The United Nations Association of New York
at the
2013 Human Rights Watch Film Festival



The Film Society of Lincoln Center
Elinor Bunin Munroe Film Center
165 West 65th Street (between Broadway and Amsterdam)
New York, NY

IFC Center
323 Sixth Avenue (at West Third Street)
New York, NY

The United Nations Association of New York is pleased to
partner with the 2013 Human Rights Watch Film Festival,
held this year at two exclusive venues

The Human Rights Watch Film Festival returns to New York from June 13-23 with a line-up of inspiring documentaries and dramas that will challenge audiences and generate debate. This year the United Nations Association of New York is proud to present two films addressing a range of issues that touch the LGBT community — THE PARADE, a Serbian comedy about the struggles to stage a gay pride parade, and BORN THIS WAY, a provocative documentary addressing homophobia and violence against LGBT individuals in Cameroon.

This year's New York edition of the festival will take place uptown at the Film Society of Lincoln Center's Elinor Bunin Munroe Film Center and downtown at the IFC Center.


Monday, June 17 | 9:15 p.m.
IFC Center

Wednesday, June 19 | 9:15 p.m.
Elinor Bunin Monroe Film Center

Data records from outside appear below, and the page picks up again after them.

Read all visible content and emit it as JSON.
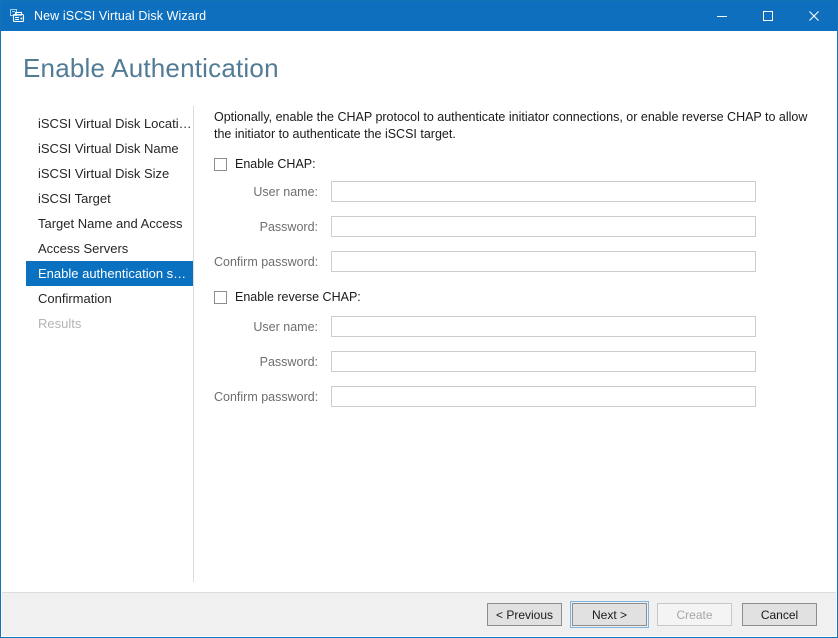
{
  "window": {
    "title": "New iSCSI Virtual Disk Wizard",
    "icon": "iscsi-disk-wizard-icon",
    "controls": [
      {
        "name": "minimize",
        "icon": "minimize-icon"
      },
      {
        "name": "maximize",
        "icon": "maximize-icon"
      },
      {
        "name": "close",
        "icon": "close-icon"
      }
    ],
    "accent_color": "#0d6fbd",
    "border_color": "#1472b8"
  },
  "page": {
    "title": "Enable Authentication"
  },
  "nav": {
    "items": [
      {
        "label": "iSCSI Virtual Disk Location",
        "state": "normal"
      },
      {
        "label": "iSCSI Virtual Disk Name",
        "state": "normal"
      },
      {
        "label": "iSCSI Virtual Disk Size",
        "state": "normal"
      },
      {
        "label": "iSCSI Target",
        "state": "normal"
      },
      {
        "label": "Target Name and Access",
        "state": "normal"
      },
      {
        "label": "Access Servers",
        "state": "normal"
      },
      {
        "label": "Enable authentication ser...",
        "state": "selected"
      },
      {
        "label": "Confirmation",
        "state": "normal"
      },
      {
        "label": "Results",
        "state": "disabled"
      }
    ],
    "selected_color": "#0a70c0"
  },
  "content": {
    "intro": "Optionally, enable the CHAP protocol to authenticate initiator connections, or enable reverse CHAP to allow the initiator to authenticate the iSCSI target.",
    "chap": {
      "checkbox_label": "Enable CHAP:",
      "checked": false,
      "fields": [
        {
          "label": "User name:",
          "value": "",
          "placeholder": ""
        },
        {
          "label": "Password:",
          "value": "",
          "placeholder": ""
        },
        {
          "label": "Confirm password:",
          "value": "",
          "placeholder": ""
        }
      ]
    },
    "reverse_chap": {
      "checkbox_label": "Enable reverse CHAP:",
      "checked": false,
      "fields": [
        {
          "label": "User name:",
          "value": "",
          "placeholder": ""
        },
        {
          "label": "Password:",
          "value": "",
          "placeholder": ""
        },
        {
          "label": "Confirm password:",
          "value": "",
          "placeholder": ""
        }
      ]
    }
  },
  "footer": {
    "buttons": [
      {
        "label": "< Previous",
        "state": "normal"
      },
      {
        "label": "Next >",
        "state": "focused"
      },
      {
        "label": "Create",
        "state": "disabled"
      },
      {
        "label": "Cancel",
        "state": "normal"
      }
    ]
  }
}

Srdjan Dragojevic's THE PARADE takes a comedic look at Serbia through the lens of one group's fight to hold a Gay Pride parade in Belgrade. When a bulldog is shot, an improbable alliance develops, and it becomes clear to all that so-called enemies are often your greatest allies. In a tragicomic way, the film tells the story about the ongoing battle between two worlds in contemporary post-war Serbian society: the traditional, oppressive, homophobic majority and a liberal, modern and open-minded minority. THE PARADE has proved to be a surprise success in the Balkans, where it premiered to sold-out cinemas across Serbia, Bosnia-Herzegovina, Montenegro, Macedonia and Croatia. In Serbia it was the biggest hit of the year, and in Croatia it had the second-highest attendance of any film ever.

Read an article in The Boston Review about the film's success in Serbia

HRW BACKSTORY: Gay men and lesbian women face fierce discrimination in Serbia. Whenever they want to organize a Gay Pride parade, they are attacked by hooligans and not protected by Serbian authorities. Human Rights Watch has documented several of these homophobic attacks. Together with local Serbian organizations, Human Rights Watch met with government officials, members of parliament, judges, lawyers, and other stakeholders in order to advocate for freedom of expression, association and assembly. In spite of these meetings, the authorities banned several Gay Pride Parades in Belgrade.

Presented in association with the Global Film Initiative, International Gay and Lesbian Human Rights Commission (IGLHRC), and United Nations Association of New York.

(New York premiere)

Friday, June 21 | 9:15 p.m.
Elinor Bunin Monroe Film Center

Saturday, June 22 | 7 p.m.
IFC Center

There are more arrests for homosexuality in Cameroon than in any other country in the world, homosexual relations are subject to punishment of up to five years in prison, and it is almost impossible to come out to one's own family. With intimate access to the lives of four young gay Cameroonians, BORN THIS WAY steps outside the genre of activist filmmaking and offers a vivid and poetic portrait of day-to-day life in modern Africa. This is a story of what is possible in the global fight for equality.

HRW BACKSTORY: Cameroon prosecutes people for consensual same-sex conduct more aggressively than almost any country in the world. Human Rights Watch found that at least 28 people have been prosecuted for same-sex conduct in Cameroon since 2010. Most cases are marked by grave human rights violations, including torture, forced confessions, denial of access to legal counsel, and discriminatory treatment by law enforcement and judicial officials. The March 2013 Human Rights Watch report Guilt by Association found that most people charged with homosexuality are convicted based on little or no evidence. Dozens of Cameroonians do jail time solely because they are suspected of being gay or lesbian.

Both screenings will be followed by discussion with filmmakers Shaun Kadlec and Deb Tullmann.

Presented in association with the African Film Festival, International Gay and Lesbian Human Rights Commission (IGLHRC), and the United Nations Association of New York.